He pointed out the company had been providing 10 per cent dividend growth since 1998. "It's a bit unnecessary," Mr Wilde said, referring to attempts to label him.
Pre-tax profits grew 7.4 per cent to £200.5m, for the six months to 30 June, ahead of expectations, helped by a jump in the security business, where profits were up by 11 per cent.
Mr Wilde said that during the first half, the US security business was busy because of concerns surrounding the Iraq war. American companies put on extra security while the war was on, leading to an 11 per cent jump in turnover for the division in that country.
The hygiene business, which provides services for business washrooms, as well as pest control, continued to be weaker than other divisions, with turnover here increasing at half the 5 per cent group rate. Mr Wilde said the UK hygiene business was a "concern" with sales down 2.5 per cent but it is going through a restructuring.
Group margins came in at over 18 per cent, ahead of peers, though analysts said the figure was on the decline and pricing pressure was evident.

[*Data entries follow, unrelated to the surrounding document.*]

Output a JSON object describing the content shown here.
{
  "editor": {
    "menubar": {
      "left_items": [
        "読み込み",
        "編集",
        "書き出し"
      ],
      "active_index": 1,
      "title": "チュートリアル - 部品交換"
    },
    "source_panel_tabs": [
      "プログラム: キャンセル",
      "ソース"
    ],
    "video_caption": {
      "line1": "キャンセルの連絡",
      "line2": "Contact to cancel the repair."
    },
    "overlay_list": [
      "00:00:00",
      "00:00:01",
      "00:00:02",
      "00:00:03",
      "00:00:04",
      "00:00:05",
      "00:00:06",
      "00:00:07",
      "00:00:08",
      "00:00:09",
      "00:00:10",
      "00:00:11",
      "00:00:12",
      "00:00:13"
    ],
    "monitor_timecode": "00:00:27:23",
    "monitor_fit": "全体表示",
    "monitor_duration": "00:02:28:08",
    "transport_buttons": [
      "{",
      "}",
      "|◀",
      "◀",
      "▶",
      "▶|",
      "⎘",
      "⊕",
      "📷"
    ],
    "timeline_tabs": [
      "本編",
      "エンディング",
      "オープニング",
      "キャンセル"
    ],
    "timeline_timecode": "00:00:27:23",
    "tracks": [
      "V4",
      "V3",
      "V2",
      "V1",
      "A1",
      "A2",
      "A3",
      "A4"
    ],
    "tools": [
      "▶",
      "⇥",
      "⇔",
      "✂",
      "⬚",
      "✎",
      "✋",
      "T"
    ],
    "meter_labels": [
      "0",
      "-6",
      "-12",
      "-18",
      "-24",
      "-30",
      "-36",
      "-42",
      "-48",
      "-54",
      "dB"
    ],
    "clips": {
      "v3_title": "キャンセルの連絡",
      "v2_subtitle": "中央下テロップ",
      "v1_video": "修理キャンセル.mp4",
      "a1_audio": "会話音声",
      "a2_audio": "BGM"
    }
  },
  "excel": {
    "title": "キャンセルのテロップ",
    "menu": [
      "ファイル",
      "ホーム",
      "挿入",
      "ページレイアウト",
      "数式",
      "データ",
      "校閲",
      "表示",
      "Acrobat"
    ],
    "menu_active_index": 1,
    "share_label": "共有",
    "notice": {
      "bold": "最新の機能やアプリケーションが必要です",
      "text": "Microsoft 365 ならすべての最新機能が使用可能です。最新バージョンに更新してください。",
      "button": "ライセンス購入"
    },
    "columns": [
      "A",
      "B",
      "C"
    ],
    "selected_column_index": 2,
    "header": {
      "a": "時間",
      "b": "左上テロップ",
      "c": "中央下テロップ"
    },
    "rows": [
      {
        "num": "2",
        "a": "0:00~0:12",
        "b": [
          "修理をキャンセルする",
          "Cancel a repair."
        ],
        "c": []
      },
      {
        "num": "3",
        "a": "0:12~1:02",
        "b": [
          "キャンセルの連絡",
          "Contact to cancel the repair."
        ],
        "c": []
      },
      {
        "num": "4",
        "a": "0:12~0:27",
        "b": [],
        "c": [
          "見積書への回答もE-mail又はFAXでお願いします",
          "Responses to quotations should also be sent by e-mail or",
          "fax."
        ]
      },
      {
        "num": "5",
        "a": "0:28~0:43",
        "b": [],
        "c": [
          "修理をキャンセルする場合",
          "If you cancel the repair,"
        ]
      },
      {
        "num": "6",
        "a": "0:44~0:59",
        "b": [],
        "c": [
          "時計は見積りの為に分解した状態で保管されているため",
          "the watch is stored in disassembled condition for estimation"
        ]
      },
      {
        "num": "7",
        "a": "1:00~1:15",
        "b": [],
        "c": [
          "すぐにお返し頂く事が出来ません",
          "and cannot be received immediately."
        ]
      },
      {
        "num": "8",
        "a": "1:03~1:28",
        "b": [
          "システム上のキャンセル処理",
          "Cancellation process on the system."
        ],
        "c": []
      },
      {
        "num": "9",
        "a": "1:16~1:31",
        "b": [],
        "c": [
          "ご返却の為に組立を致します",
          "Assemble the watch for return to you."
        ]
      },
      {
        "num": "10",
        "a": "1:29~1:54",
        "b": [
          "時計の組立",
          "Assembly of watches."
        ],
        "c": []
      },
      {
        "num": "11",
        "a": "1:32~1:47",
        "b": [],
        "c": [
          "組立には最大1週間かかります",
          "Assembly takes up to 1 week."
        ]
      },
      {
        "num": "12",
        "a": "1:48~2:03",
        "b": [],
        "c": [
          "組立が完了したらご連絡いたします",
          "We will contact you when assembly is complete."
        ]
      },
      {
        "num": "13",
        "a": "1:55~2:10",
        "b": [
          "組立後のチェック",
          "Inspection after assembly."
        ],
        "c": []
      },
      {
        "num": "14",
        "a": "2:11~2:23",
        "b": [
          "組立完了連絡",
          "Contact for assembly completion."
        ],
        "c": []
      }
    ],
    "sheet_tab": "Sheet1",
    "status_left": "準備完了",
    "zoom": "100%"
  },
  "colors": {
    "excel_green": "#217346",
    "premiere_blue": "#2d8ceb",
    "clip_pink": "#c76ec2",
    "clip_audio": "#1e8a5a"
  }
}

Geoff Allum, analyst at Investec Securities, said: "Such high margins also leads to a concern that pricing pressure will bring lower margins and a need to find turnover growth in what are fairly mature markets. Margins have been coming down. Margins have declined each year since 1999."
In 1999 margins were 21.8 per cent, last year margins fell to 18.9 per cent. In the first half of the current year, margins fell again to 18.4 per cent.
Mr Wilde spelt out his strategy yesterday, which will see the company go further into Europe, especially its southern and eastern flanks, and add to its sales force, which is already 3,200 strong. Currently the UK accounts for 49 per cent of turnover, compared with 32 per cent from Continental Europe.Reuse content